- Anne: "Do you remember that evening we first met, Diana, and 'swore' eternal friendship in your garden? We've kept that 'oath,' I think ... we've never had a quarrel nor even a coolness. I shall never forget the thrill that went over me the day you told me you loved me. I had had such a lonely, starved heart all through my childhood. I'm just beginning to realize how starved and lonely it really was. Nobody cared anything for me or wanted to be bothered with me. I should have been miserable if it hadn't been for that strange little dream-life of mine, wherein I imagined all the friends and love I craved. But when I came to Green Gables everything was changed. And then I met you. You don't know what your friendship meant to me. I want to thank you here and now, dear, for the warm and true affection you've always given me."
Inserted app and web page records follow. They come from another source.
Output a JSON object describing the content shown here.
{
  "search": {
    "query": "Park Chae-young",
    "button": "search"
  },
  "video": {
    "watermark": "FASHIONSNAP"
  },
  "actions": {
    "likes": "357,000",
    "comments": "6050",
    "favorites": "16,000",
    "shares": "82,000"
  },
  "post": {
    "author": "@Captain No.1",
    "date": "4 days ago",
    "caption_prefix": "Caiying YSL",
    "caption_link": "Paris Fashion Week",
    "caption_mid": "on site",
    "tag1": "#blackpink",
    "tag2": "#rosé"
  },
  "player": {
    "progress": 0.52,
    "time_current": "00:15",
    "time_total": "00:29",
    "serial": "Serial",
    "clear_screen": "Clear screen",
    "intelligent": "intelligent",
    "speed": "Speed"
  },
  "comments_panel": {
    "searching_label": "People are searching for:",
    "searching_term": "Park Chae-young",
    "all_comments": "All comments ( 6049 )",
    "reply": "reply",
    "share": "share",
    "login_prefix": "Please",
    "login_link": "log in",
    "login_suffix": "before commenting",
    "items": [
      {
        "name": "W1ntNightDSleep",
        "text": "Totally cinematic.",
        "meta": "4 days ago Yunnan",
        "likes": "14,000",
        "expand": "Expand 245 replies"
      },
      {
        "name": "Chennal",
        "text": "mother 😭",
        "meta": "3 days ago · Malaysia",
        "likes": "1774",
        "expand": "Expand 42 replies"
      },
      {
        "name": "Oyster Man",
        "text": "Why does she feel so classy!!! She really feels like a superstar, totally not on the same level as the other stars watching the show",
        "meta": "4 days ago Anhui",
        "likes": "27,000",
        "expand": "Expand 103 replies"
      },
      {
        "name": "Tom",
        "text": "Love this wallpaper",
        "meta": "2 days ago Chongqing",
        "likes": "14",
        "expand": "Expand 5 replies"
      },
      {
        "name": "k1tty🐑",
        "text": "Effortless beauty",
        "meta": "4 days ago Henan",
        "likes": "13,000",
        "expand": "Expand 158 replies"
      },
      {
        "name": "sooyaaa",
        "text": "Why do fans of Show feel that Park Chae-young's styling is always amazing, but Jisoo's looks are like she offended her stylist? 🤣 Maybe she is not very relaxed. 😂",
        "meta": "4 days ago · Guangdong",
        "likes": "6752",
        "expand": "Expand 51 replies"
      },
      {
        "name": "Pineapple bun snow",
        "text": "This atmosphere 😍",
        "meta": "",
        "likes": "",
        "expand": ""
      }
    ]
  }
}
- Diana: "And always, always will. I shall never love anybody ... any girl ... half as well as I love you. And if I ever do marry and have a little girl of my own I'm going to name her Anne."
- ―Anne and Diana discussing their friendship after Anne decides to attend Redmond College[src]
Diana and Anne became best friends upon their first meeting when Anne asked to 'swear eternal friendship' with her. The two kept their promise and both of them were brokenhearted when Diana's mother wouldn't let Diana play with her because Anne accidentally set Diana drunk on currant wine. Mrs. Barry later forgave Anne when the latter saved Diana's little sister's life, and Diana and Anne were reconciled.
Anne first met Gilbert Blythe when she began school. She took a deep disliking towards him when he called her "Carrots". To this, she hit him over the head with a slate. Even though he had apologized numerous times, she refused to forgive him until much later on.
When the two were much older, they did become friends and their relationship was platonic. It seemed quite obvious at times that Gilbert might have been interested in Anne for a long time, especially since he once proposed to her. Anne rejected this proposal but when he asked again she accepted it.
After they married, they had a child named Joyce (also known as Joy) but Joyce died in infancy. The couple mourned deeply, but they managed to move on and have six more children. Even after many years of marriage, the two were hugely devoted to each other.
- "We thought of four names, Jean and Janet and Dorothy... and Anne. I've looked at her and said the first three names. They don't fit. She's not Jean or Janet and Dorothy. But I knew right away that she was Anne. Not A-N-N. Anne with an e. She's our perfect, perfect Anne."
- —Walter Shirley on naming his daughter.[src]
Anne is a female given name of Hebrew origin and means God has favoured me. Her last name, Shirley, means bright meadow.
- Anne's name is pronounced Ann, but if it is spelled without the e she gets very angry as she disliked the name Ann but preferred the name Anne, similar to how she dislikes Catherine but likes Katherine.
- Anne's best friend Diana named her daughter Anne Cordelia after her. Her second name, Cordelia, was Anne's favourite name during her childhood.
- Anne named one of her twin daughters after herself. However, everybody called the little girl Nan, to distinguish her from her mother.
- Anne's son Jem named his only daughter after his beloved mother.
- Anne shared her name also with Anne Bryant, the mother of Miss Cornelia, and with Anne Sweet, the sister of Janet Sweet.
Different ways to write "Anne" or Ann.
- アン (Japanese)
- 安 or 安妮 (Chinese)
- 앤 (Korean)
- Энн (Russian)
- آن (Persian)
Behind the scenesEdit
- The appearance of Anne Shirley was modelled after Evelyn Nesbit, an American artists' model. Lucy Maud Montgomery, unaware of her notoriety, used a photograph of her from the Metropolitan Magazine and pasted it to the wall of her bedroom as a reference for Anne.
|Anne of Green Gables Wiki has 1,142 images of Anne Shirley (view gallery).|
- Before Green Gables
- Anne of Green Gables
- Anne of Avonlea
- Anne of the Island
- Anne of Windy Poplars
- Anne's House of Dreams
- Anne of Ingleside
- Rainbow Valley
- Rilla of Ingleside
Short story appearances